#### [EXERCISE]
Would you return the data below exactly as it stands, with every picture left out?

*** DATA EXCERPTS Section Begins ***

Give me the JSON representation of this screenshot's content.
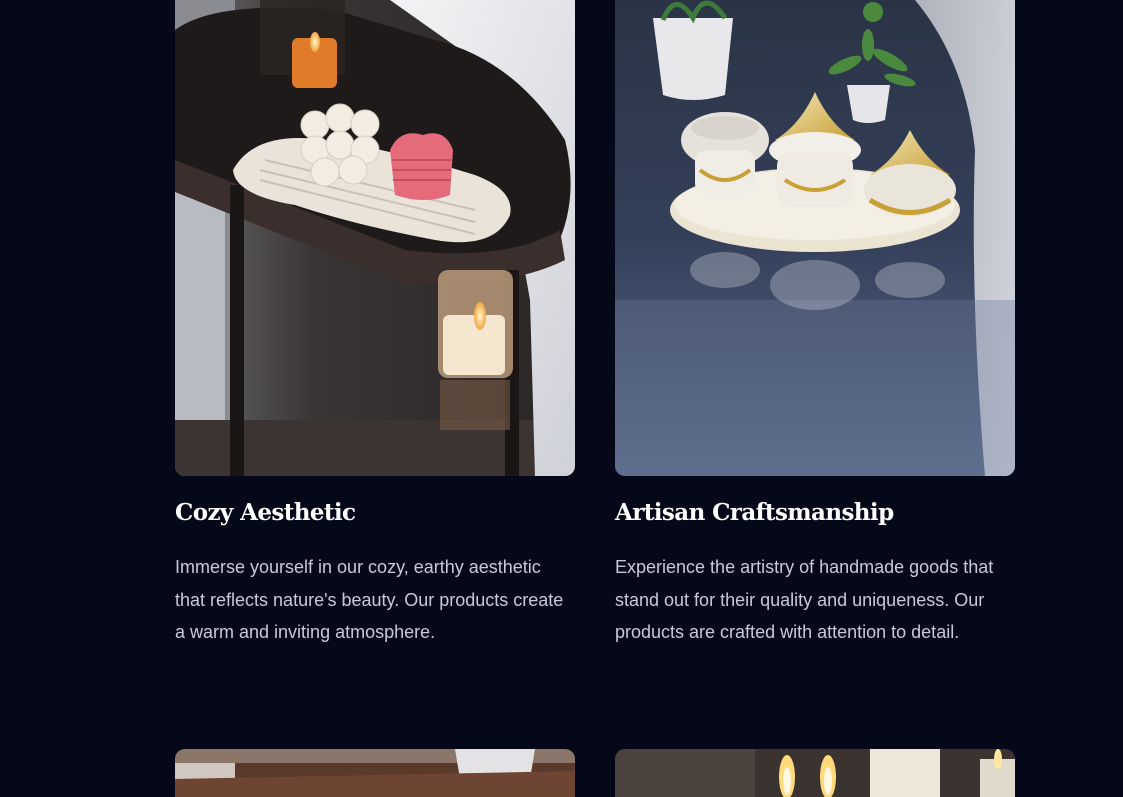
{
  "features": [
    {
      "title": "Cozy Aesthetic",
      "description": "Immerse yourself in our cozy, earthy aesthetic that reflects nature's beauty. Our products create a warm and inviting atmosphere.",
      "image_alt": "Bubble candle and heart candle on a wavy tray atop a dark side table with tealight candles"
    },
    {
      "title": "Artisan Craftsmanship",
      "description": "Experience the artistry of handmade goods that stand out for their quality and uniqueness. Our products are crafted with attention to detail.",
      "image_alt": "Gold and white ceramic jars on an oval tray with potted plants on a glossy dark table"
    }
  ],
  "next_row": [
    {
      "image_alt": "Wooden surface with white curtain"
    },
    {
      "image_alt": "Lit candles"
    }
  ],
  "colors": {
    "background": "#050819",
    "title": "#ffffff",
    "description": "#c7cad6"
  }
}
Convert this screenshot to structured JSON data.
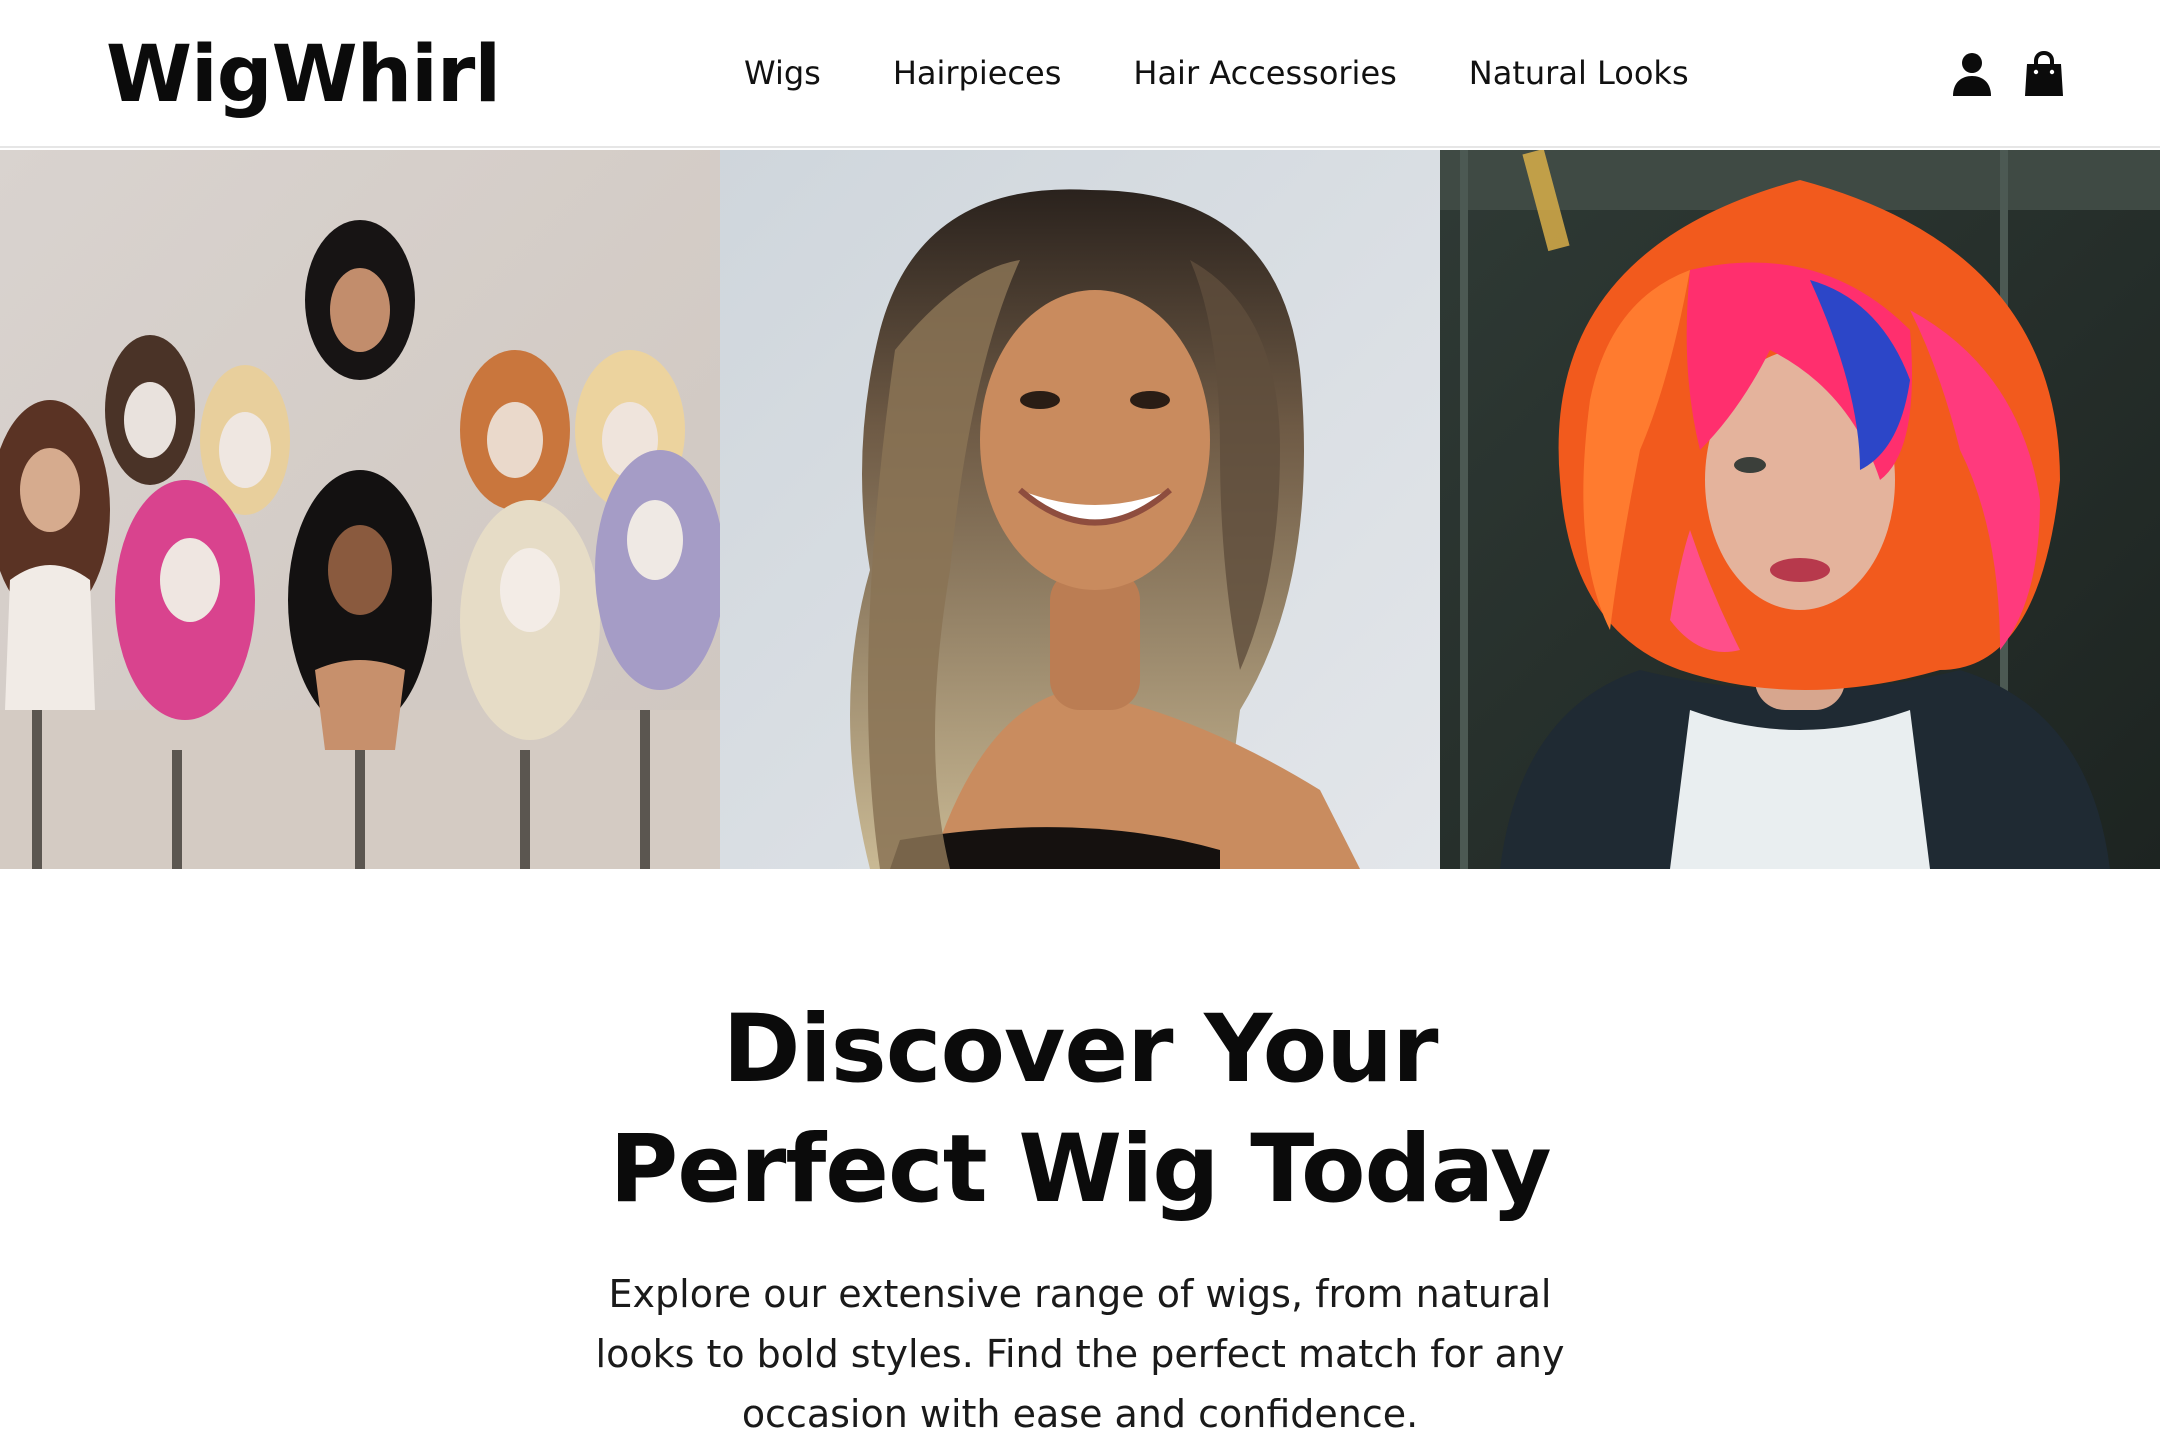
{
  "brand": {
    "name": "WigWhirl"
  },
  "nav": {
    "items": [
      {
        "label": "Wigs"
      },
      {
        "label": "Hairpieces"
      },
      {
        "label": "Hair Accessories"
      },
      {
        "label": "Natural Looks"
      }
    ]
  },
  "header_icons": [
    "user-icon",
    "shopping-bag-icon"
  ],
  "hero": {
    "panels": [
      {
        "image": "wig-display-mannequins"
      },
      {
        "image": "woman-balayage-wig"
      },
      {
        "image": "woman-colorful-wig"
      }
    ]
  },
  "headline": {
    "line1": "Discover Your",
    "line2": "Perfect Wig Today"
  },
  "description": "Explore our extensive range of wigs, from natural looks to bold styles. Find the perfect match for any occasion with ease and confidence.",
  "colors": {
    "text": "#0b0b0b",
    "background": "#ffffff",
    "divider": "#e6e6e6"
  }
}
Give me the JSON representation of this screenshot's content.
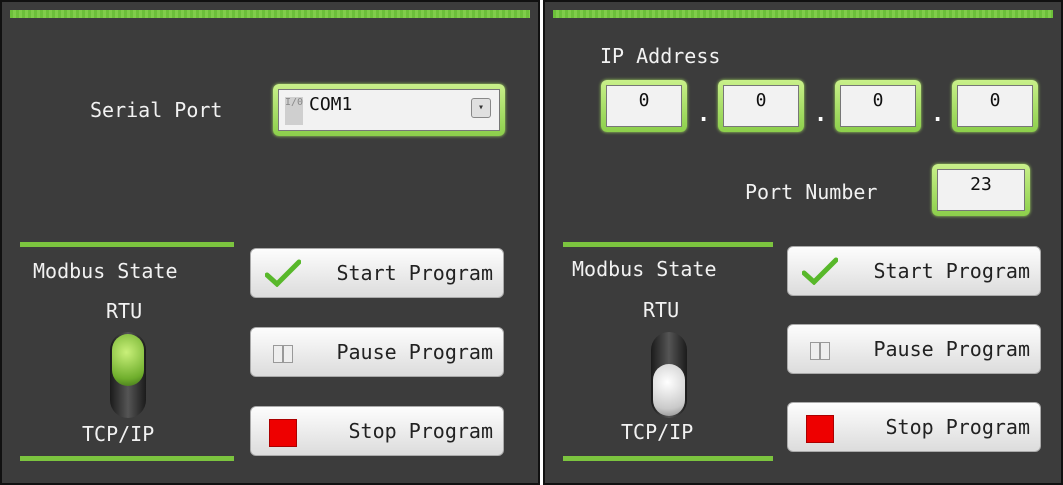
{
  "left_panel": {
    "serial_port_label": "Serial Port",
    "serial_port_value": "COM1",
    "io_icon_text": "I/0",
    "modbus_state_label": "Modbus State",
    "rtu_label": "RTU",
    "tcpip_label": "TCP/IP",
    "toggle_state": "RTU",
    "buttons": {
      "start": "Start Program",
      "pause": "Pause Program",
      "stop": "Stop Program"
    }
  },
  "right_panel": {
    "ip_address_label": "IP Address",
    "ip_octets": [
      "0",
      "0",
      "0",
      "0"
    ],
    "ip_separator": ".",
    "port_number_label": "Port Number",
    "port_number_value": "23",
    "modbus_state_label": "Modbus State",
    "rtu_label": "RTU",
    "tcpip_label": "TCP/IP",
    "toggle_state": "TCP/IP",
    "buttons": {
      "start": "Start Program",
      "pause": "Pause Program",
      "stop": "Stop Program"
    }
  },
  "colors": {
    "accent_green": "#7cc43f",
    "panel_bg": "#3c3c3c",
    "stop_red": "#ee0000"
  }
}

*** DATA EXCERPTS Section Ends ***

#### [FINISHED TASK]
Give me the JSON representation of this screenshot's content.
{
  "features": [
    {
      "title": "Cozy Aesthetic",
      "description": "Immerse yourself in our cozy, earthy aesthetic that reflects nature's beauty. Our products create a warm and inviting atmosphere.",
      "image_alt": "Bubble candle and heart candle on a wavy tray atop a dark side table with tealight candles"
    },
    {
      "title": "Artisan Craftsmanship",
      "description": "Experience the artistry of handmade goods that stand out for their quality and uniqueness. Our products are crafted with attention to detail.",
      "image_alt": "Gold and white ceramic jars on an oval tray with potted plants on a glossy dark table"
    }
  ],
  "next_row": [
    {
      "image_alt": "Wooden surface with white curtain"
    },
    {
      "image_alt": "Lit candles"
    }
  ],
  "colors": {
    "background": "#050819",
    "title": "#ffffff",
    "description": "#c7cad6"
  }
}
Convert this screenshot to structured JSON data.
{
  "brand": {
    "name": "WigWhirl"
  },
  "nav": {
    "items": [
      {
        "label": "Wigs"
      },
      {
        "label": "Hairpieces"
      },
      {
        "label": "Hair Accessories"
      },
      {
        "label": "Natural Looks"
      }
    ]
  },
  "header_icons": [
    "user-icon",
    "shopping-bag-icon"
  ],
  "hero": {
    "panels": [
      {
        "image": "wig-display-mannequins"
      },
      {
        "image": "woman-balayage-wig"
      },
      {
        "image": "woman-colorful-wig"
      }
    ]
  },
  "headline": {
    "line1": "Discover Your",
    "line2": "Perfect Wig Today"
  },
  "description": "Explore our extensive range of wigs, from natural looks to bold styles. Find the perfect match for any occasion with ease and confidence.",
  "colors": {
    "text": "#0b0b0b",
    "background": "#ffffff",
    "divider": "#e6e6e6"
  }
}
Give me the JSON representation of this screenshot's content.
{
  "left_panel": {
    "serial_port_label": "Serial Port",
    "serial_port_value": "COM1",
    "io_icon_text": "I/0",
    "modbus_state_label": "Modbus State",
    "rtu_label": "RTU",
    "tcpip_label": "TCP/IP",
    "toggle_state": "RTU",
    "buttons": {
      "start": "Start Program",
      "pause": "Pause Program",
      "stop": "Stop Program"
    }
  },
  "right_panel": {
    "ip_address_label": "IP Address",
    "ip_octets": [
      "0",
      "0",
      "0",
      "0"
    ],
    "ip_separator": ".",
    "port_number_label": "Port Number",
    "port_number_value": "23",
    "modbus_state_label": "Modbus State",
    "rtu_label": "RTU",
    "tcpip_label": "TCP/IP",
    "toggle_state": "TCP/IP",
    "buttons": {
      "start": "Start Program",
      "pause": "Pause Program",
      "stop": "Stop Program"
    }
  },
  "colors": {
    "accent_green": "#7cc43f",
    "panel_bg": "#3c3c3c",
    "stop_red": "#ee0000"
  }
}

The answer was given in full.